OPTIC IS king, but Cocktail’s graduation to full IoB approval for the entire UK makes it a firm attention seeker.

“For most, the choice is either Optic or Cocktail,” confirms independent variety consultant Richard Fenwick.

Optic has been the dominant variety for a while, and with good reason. “It has brewing and distilling recommendations, making it suitable for north and south, and extremely good end use acceptance.”

Indeed, that acceptance, and the maltsters notoriously conservative outlook as regards new varieties helped it to the lion”s share of the market for the last four or five years, says Grainfarmers UAP’s Tim Hirst. “Growers are familiar with it, warts and all.”

But it is time for growers to move on, suggests Mr Fenwick. “Cocktail has plenty of grower appeal. It has a 7% yield advantage over Optic, together with good disease resistance and IoB approval.”

Cocktail performs slightly better in the south, where a 9% yield advantage has been recorded. “Up in the north, this benefit is lower at 5%.”

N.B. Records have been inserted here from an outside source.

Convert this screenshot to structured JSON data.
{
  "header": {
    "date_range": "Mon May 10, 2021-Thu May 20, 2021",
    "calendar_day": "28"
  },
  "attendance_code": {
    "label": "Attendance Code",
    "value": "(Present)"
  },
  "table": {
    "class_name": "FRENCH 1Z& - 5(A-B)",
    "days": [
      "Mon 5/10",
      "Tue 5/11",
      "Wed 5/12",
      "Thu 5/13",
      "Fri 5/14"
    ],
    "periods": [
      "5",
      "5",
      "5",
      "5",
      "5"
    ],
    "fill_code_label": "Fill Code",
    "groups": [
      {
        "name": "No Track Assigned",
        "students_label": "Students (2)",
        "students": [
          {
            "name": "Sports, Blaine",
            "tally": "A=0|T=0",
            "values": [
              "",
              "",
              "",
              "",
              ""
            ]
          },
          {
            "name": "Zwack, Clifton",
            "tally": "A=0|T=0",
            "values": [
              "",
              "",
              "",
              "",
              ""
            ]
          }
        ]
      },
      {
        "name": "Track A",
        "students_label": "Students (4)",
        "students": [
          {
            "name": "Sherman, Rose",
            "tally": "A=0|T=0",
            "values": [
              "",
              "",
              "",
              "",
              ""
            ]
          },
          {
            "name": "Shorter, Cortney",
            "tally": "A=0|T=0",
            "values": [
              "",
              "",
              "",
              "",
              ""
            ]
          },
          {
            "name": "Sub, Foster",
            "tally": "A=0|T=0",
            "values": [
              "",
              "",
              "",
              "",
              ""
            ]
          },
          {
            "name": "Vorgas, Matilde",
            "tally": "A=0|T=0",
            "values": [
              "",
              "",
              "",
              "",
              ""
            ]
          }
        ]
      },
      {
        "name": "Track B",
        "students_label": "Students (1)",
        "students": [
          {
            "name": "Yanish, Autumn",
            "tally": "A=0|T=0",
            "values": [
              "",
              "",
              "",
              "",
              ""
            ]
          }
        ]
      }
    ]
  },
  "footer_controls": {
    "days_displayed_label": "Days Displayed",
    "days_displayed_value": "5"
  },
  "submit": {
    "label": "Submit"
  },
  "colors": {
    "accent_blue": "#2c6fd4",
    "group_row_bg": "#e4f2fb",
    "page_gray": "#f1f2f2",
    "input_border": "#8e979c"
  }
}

At 70cm, it is fairly short strawed, he says. “That might be a problem for a few growers. It also falls down on yellow rust resistance, but that”s not a major disease in spring barley.”

Significantly better ear retention and brackling resistance – Optic’s Achilles’ heel – are key advantages, he adds.

Mr Hirst agrees and suggests growers should look to split their acreage between the two varieties. “It won’t need treating any differently from Optic to make 1.6-1.65% nitrogen.”

But remember it doesn”t have any export potential, he adds. “That means it is less suitable for growers in the south looking to export out of Southampton.”

Cellar is a better alternative to Optic in the south, he says. Growers haven’t really taken to Cellar, says Mr Fenwick. “It’s going to be in demand from the maltsters.”

In Scotland, Optic will remain dominant for this season, believes SAC’s Steve Hoad. “Cocktail does have a tendency for low grain nitrogens like Optic, suitable for malt distilling, but on the downside it suffers from high screenings.”

That can be countered to some extent by avoiding excessively high seed rates and drilling early, he says, but it does mean growers shouldn’t jump to Cocktail in a big way. “Check with your end market buyer first.”

Like Cocktail, Troon got full IoB approval earlier this year, adds Dr Hoad. “But specifically for malt distilling.”

Yield for Troon is 3% above Optic, and it has much lower screenings, he says. “That’s a real advantage, but last year it tended to produce higher grain nitrogens than expected, which will slow down its market development.”

Breeder’s Nickersons is releasing further agronomic advice for the variety to help growers adjust their management, he says.